Yes, of all the questions to ask about this case, these are the ones I’m asking. Because frankly, the media is not addicted to this story only because they seek out justice. Sure, that’s part of it – Americans think she’s innocent and should not spend 25 years in Italian prison, and Italians are convinced she’s guilty based on evidence that really isn’t evidence at all and think she should rot in prison.

Americans, in the meantime, are adamant that this is a patriotic issue. “Italians hate Americans” is one of the reasons you hear constantly about why Amanda Knox has been such bait for the Perugia government.

So Americans can’t stop talking about how much they love her and want her innocence proven, and Italians can’t stop talking about how much they hate her and know she’s guilty. If Amanda Knox wasn’t a seemingly-wholesome and pretty white college student, would our media still be so hung up on her case? And likewise, would the Italian media still be so obsessed if they couldn’t say things like, for instance, she has “the face of an angel, but the eyes of a killer”?

Again, not saying she’s guilty or not guilty. I’m also not saying that I don’t feel sorry for her, because honestly it is eerie to see a girl my age (also in love with Italian culture) going through all of this, sentenced to 26 years in a foreign country, with the possibility that she may not be guilty at all. I don’t know how to feel about the crime, but I know how I feel about the media’s obsession with it.

Our media has been called out on spending too much air time on white females who are murdered or go missing. (See: “missing white woman syndrome”.) So if Amanda Knox wasn’t white, young, and beautiful, would the intrigue and passion for the case all but disappear? Or is it really an issue of patriotism and justice?

Switzerland in the Media, Pt. II: Minarets Ban

Poster (in German) reading: "Stop/Yes to the minaret ban"

I don’t want to spend this whole post outlining the history and politics of the minaret ban in Switzerland, but this article from the BBC in 2007 provides some good background on the controversy. (Please note especially the quotes from Oskar Freysinger.)

Aside from my view that this compromises the promotion of dialogue between religions and cultures in Europe, there are several things about this situation that make it controversial, offensive, and troublesome. One of those things being the feminist argument of this ban.

The Times Online wrote an article that provided details as to why feminists were boosting the Swiss efforts to ban minarets.

Pictured is a widespread Swiss poster aimed towards feminists to promote the ban. Take a closer look at it. What does it say to you? What does it represent? Can one ad speak volumes of a whole continent’s feelings towards minority groups?

Switzerland in the Media, Pt. I: Polanski

Photo by Rita Molnár; Wikipedia Commons

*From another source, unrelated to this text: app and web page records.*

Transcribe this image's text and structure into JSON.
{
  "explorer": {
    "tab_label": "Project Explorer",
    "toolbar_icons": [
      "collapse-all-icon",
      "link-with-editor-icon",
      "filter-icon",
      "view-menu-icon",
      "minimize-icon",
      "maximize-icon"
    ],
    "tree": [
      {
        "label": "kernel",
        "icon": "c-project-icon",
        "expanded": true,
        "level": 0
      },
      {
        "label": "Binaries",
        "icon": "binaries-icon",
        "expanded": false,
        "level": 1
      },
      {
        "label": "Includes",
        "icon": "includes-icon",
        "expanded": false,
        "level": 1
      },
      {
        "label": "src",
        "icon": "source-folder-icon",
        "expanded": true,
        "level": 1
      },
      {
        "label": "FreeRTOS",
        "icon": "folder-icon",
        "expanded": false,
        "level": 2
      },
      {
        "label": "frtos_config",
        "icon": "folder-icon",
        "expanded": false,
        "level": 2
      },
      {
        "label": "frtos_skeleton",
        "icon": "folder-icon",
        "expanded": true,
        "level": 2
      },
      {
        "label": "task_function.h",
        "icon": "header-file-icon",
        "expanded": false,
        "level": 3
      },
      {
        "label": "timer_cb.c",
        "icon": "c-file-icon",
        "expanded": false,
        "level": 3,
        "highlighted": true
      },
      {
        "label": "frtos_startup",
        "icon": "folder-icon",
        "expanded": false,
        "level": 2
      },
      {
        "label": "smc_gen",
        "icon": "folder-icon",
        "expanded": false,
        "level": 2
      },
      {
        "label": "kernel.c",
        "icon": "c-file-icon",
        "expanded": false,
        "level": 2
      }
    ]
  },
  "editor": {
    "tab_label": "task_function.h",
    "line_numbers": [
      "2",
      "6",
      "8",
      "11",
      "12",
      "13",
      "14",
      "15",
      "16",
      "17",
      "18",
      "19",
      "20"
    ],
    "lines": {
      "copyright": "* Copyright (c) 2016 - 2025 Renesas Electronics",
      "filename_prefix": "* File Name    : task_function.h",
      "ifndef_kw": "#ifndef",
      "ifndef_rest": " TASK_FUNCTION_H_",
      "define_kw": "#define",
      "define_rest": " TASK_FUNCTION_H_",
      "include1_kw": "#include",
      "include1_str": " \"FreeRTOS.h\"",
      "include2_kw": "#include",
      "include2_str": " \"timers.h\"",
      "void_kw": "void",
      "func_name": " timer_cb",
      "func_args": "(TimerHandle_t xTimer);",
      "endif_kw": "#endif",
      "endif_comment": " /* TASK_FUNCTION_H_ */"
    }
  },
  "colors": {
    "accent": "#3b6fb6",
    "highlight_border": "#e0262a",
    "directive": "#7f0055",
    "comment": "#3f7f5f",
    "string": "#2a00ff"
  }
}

For the past week it’s been reported that Roman Polanski will most likely be released on bail. The latest report from Variety says:

Roman Polanski will remain in jail until Friday as the filmmaker raises the $4.5 million bail, Swiss authorities said Tuesday.

Polanski will basically be under house arrest – mind you, in his “chalet” in the Swiss Alps – until the government decides whether or not to extradite him to the U.S. to be charged for the crime he fled in 1978.

But what if Polanski tries to escape yet again?

I, for one, don’t see why Polanski wouldn’t try to escape this yet again. The fact that he has a family and is almost eighty years old seems to give him more reason to flee.

I guess we’ll have to see what happens. Until then, I am not doubting that he will be released on bail (Variety also reported that in Switzerland, the bail has to be paid in full). After all, if things are still the way they were in early October, Polanski has all of Hollywood behind him.

You can read more about the Polanski case and my initial thoughts on it in this post from October.